We spoke to the Special Care Baby Unit (SCBU) Matron Manju V Thomas at Conquest Hospital.
“World Prematurity Day is now in its 15th year but this is the first year we have really got involved. We are a small unit and we want everyone to know about the work we do and celebrate the team.”
The unit has 32 staff and 12 cots for the babies, four of which are ITC, six special care and two isolation cots.
“We are a Level 1 unit which means we take babies born from 32 weeks or full-term but are unwell. Any babies born before 32 weeks will be referred to either Brighton or Ashford hospitals. The most common reasons babies are unwell when they are born are from jaundice, they are hypoglycaemic or they have respiratory infections. These tend to be seasonal and we are busier during the colder months as babies are very susceptible to getting chills.”
“It can be a hugely stressful time for parents and families and we want to make them as comfortable as we possibly can.
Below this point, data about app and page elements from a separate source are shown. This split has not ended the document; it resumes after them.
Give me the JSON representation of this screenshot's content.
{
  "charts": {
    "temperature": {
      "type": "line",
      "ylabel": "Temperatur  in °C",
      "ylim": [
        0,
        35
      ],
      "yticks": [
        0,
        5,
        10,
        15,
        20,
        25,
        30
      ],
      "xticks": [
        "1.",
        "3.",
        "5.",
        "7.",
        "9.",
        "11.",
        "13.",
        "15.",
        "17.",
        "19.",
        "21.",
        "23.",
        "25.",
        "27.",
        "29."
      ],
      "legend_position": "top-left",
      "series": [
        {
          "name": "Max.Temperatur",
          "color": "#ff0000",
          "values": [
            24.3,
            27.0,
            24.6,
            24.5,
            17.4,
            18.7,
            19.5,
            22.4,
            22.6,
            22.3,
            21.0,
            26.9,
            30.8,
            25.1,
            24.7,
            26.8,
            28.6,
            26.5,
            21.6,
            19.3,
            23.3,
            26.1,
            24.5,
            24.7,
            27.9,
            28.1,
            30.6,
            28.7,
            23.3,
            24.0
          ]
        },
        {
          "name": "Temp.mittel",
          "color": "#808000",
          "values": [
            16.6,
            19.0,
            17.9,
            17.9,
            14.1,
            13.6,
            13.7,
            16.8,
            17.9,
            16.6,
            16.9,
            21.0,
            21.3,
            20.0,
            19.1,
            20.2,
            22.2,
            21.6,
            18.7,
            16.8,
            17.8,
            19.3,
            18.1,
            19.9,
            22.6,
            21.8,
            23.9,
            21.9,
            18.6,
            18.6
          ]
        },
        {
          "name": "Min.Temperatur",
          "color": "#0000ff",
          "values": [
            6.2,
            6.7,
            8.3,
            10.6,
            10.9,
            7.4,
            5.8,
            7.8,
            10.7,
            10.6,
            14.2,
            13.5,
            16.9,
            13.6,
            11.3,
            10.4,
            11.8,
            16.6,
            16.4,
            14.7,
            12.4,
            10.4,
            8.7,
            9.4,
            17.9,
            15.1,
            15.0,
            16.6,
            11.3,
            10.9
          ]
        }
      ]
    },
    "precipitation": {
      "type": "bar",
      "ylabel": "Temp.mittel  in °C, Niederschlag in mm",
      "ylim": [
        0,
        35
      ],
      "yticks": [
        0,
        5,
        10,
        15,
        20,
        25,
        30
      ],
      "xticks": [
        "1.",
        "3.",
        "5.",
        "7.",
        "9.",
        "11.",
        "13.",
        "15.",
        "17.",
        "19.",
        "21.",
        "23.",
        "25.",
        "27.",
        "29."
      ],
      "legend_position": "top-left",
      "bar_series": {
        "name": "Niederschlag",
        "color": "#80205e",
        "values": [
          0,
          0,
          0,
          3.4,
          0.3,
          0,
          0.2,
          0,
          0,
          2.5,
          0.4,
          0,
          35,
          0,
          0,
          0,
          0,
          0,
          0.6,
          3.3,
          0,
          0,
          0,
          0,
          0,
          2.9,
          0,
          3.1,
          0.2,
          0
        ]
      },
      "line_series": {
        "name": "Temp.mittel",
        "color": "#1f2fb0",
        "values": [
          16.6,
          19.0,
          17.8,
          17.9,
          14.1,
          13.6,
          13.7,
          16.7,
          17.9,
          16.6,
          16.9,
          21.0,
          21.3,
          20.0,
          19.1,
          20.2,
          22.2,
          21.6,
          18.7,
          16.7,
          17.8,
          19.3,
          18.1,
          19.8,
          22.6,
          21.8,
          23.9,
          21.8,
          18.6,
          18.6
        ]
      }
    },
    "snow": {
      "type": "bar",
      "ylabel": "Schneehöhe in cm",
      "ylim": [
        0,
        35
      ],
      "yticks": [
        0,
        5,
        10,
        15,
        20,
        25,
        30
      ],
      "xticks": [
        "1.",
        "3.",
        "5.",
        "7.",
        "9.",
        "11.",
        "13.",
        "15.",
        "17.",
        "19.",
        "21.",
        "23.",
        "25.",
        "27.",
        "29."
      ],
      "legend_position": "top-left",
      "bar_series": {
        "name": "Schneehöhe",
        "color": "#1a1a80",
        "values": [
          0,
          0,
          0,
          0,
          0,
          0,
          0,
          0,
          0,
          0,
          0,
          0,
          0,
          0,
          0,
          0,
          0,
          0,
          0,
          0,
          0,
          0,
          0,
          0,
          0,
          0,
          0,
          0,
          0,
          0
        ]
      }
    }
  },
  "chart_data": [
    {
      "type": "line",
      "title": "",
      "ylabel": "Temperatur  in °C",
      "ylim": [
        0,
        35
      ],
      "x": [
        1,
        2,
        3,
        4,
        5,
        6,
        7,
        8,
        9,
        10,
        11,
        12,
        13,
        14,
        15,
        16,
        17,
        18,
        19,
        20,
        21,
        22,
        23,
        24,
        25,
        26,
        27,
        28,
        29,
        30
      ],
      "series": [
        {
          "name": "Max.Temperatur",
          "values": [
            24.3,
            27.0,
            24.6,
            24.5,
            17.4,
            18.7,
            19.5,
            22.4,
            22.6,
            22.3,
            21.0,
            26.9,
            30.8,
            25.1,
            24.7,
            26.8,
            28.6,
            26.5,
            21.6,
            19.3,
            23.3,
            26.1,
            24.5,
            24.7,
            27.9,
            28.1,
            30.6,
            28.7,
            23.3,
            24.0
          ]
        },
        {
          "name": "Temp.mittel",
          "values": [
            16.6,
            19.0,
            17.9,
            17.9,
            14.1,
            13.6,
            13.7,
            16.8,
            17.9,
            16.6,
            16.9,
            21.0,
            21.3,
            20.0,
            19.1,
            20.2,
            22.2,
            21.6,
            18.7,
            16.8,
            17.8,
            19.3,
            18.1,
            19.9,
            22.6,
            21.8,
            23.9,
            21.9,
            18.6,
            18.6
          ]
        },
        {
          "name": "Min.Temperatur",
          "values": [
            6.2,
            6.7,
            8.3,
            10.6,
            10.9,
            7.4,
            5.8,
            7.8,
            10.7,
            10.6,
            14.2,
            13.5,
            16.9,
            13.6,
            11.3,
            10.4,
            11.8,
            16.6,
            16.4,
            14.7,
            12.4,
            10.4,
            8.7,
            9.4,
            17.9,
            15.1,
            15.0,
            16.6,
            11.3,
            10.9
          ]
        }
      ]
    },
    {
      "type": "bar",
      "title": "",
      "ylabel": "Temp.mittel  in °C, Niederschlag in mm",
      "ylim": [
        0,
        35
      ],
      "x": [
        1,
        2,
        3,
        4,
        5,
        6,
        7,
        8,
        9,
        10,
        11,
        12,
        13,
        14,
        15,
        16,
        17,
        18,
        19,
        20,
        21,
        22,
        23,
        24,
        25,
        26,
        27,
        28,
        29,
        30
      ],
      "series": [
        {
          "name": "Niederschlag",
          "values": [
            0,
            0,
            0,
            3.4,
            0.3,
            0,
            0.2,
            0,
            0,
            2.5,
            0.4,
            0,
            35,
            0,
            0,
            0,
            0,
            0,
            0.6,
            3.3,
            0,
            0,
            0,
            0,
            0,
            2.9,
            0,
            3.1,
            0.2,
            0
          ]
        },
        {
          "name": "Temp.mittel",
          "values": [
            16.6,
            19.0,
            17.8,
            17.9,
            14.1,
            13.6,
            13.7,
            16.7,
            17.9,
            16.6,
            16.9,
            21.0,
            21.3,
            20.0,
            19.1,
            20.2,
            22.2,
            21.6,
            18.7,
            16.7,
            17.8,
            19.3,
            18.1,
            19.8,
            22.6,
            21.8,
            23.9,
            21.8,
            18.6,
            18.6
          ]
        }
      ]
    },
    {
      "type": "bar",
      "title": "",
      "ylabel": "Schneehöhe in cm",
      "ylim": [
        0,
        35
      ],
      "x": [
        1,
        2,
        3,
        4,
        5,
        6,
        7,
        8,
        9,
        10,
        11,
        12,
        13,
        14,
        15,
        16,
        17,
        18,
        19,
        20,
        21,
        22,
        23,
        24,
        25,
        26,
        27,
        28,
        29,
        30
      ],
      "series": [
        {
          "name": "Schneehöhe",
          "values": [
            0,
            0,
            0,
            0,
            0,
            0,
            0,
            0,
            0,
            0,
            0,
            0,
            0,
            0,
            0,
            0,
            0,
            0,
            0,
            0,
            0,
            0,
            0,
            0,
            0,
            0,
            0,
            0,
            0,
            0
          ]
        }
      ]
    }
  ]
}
We have two rooms for parents to stay in, we encourage as many to stay that can. It helps to bond with the babies and to establish breast feeding at lot easier when the mother is so close.”
Virtual tours of the 13 neonatal units in Kent, Surrey and Sussex, including the Special Care Baby Unit at Conquest Hospital launched last and will be very beneficial for parents to be able to familiarise themselves with the units before they visit them.
“Sometimes we know in advance if a mother is likely to be giving birth prematurely and we can help them prepare. If they are already admitted then a neonatal nurse can go and speak to them, explain what will happen after labour and what we do on in SCBU. If possible, they can come and visit the unit and see where the babies stay, where they can stay and meet the team. Parents are allowed to visit 24 hours a day. We also have leaflets available with QR codes taking parents to information on what we do, what the unit’s guidelines are and advice on feeding.”
“As this can be an emotionally stressful for time for families our nurses are all trained to be on the look out if some are particularly struggling with the situation. Parents can be referred to the Perinatal health team to be able to talk to someone about what they are going through. We also have Outreach Nurses who make home visits to families where the baby has been premature but is well enough to be discharged”
“We had a bake sale as part of the celebrations last week and to help raise valuable money for the unit so we can provide more blankets and be able to offer food and drinks to the parents staying in the unit with their babies. Just a little thing like providing a sandwich and cup of tea means there is one thing less for the parents to have to worry about”